The doctor takes the bandage off of Teddy’s arm. She is grave. She says he needs surgery. She says that since the burn is on the joint of his arm that he may lose some mobility. You are unprepared for this. Not your son. You imagine your future son debilitated by his arm, not doing the activities other kids would do, needful of special attention. And you did this to him. You don’t think about insurance, but maybe you should.
They question you again. They want to make sure you and Sarah tell the same story as you told before. They are not trying to tell you are bad parents, but their line of questioning lets you see for yourself all the mistakes you made. You and Sarah glance at each other. You are both listening carefully and answering clearly. You do not blame your wife; she does not blame you. She might blame you later when you’re forced to tell her what’s going on at work.
Sarah stays with Teddy at the hospital. You take Alice home.
At home, right before you put Alice to bed you tell her you’re proud of her. She is the uninjured one, but her fear is real, and she bore her terror as well as a three-year old can. Her smile is a perfect U. She feels better, and this is something.
The dehumidifier is still on the floor in the hall, and the cylinder on the floor next to it. You unplug the machine and take both objects outside. On your way out you pick up a sledge hammer from the mud room. You place the appliance on the hard ground. You pick up the sledge hammer with the intent of vaporizing this plastic object. It shatters into small chunks, and you feel pretty good. The feeling doesn’t last.
The next morning you call Sarah. She says that they questioned her yet again. Same questions. Then you call your boss. You tell her that you’re not coming into work because you need to go to your son who will soon be undergoing an emergency surgery. You hope she’ll understand.

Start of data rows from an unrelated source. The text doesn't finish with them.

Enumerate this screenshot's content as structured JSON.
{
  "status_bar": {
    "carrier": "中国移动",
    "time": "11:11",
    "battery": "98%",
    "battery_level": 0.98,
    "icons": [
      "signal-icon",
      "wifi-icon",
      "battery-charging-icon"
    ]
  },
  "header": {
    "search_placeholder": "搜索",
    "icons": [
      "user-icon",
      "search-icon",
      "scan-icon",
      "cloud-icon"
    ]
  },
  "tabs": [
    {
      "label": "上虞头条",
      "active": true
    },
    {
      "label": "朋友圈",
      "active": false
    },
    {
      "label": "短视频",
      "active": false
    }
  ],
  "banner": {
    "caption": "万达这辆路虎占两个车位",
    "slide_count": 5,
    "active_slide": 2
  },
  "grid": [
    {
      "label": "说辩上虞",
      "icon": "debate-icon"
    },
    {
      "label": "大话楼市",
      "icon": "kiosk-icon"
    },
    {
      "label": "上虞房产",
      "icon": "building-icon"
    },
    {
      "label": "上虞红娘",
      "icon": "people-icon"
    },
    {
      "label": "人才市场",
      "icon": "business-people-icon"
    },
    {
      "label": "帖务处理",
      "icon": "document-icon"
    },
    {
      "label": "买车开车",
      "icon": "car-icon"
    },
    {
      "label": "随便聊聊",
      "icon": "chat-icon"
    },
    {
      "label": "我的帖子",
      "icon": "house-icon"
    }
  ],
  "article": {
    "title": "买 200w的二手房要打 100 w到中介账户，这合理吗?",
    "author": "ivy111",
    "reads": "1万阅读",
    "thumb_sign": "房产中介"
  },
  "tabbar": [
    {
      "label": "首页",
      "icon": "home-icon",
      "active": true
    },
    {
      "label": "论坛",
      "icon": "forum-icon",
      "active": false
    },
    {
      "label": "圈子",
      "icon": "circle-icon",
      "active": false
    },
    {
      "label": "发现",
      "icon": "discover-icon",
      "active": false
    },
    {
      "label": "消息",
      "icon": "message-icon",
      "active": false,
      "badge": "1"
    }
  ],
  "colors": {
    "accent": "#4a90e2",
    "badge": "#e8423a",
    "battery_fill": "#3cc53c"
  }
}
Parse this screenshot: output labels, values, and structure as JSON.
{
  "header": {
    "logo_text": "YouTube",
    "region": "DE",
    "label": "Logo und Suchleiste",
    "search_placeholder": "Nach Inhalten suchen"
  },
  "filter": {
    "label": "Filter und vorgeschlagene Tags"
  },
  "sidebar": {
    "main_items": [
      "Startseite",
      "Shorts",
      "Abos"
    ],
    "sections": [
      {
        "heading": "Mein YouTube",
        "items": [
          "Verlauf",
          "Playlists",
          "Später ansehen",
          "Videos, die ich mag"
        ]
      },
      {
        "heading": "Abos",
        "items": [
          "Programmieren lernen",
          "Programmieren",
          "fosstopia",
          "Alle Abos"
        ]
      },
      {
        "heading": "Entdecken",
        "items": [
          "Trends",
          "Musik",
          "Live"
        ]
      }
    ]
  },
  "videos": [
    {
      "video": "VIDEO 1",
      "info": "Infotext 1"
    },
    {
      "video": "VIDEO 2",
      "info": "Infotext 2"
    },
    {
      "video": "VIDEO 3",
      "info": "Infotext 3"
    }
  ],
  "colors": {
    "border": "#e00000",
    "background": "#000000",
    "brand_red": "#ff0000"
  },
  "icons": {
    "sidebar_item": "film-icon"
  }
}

She’s disappointed that you can’t get to work. It might not be the final straw, but you’re getting close. Your boss will defend you as far as she can, but she can’t carry you. She urges you to get to work. She’s not unsympathetic, you understand, but you have dug a hole for yourself. She asks what happened, and you find that you can’t talk about it. She does not judge you, but this does not absolve you. You remain unable to speak, and you cry for a good, long time.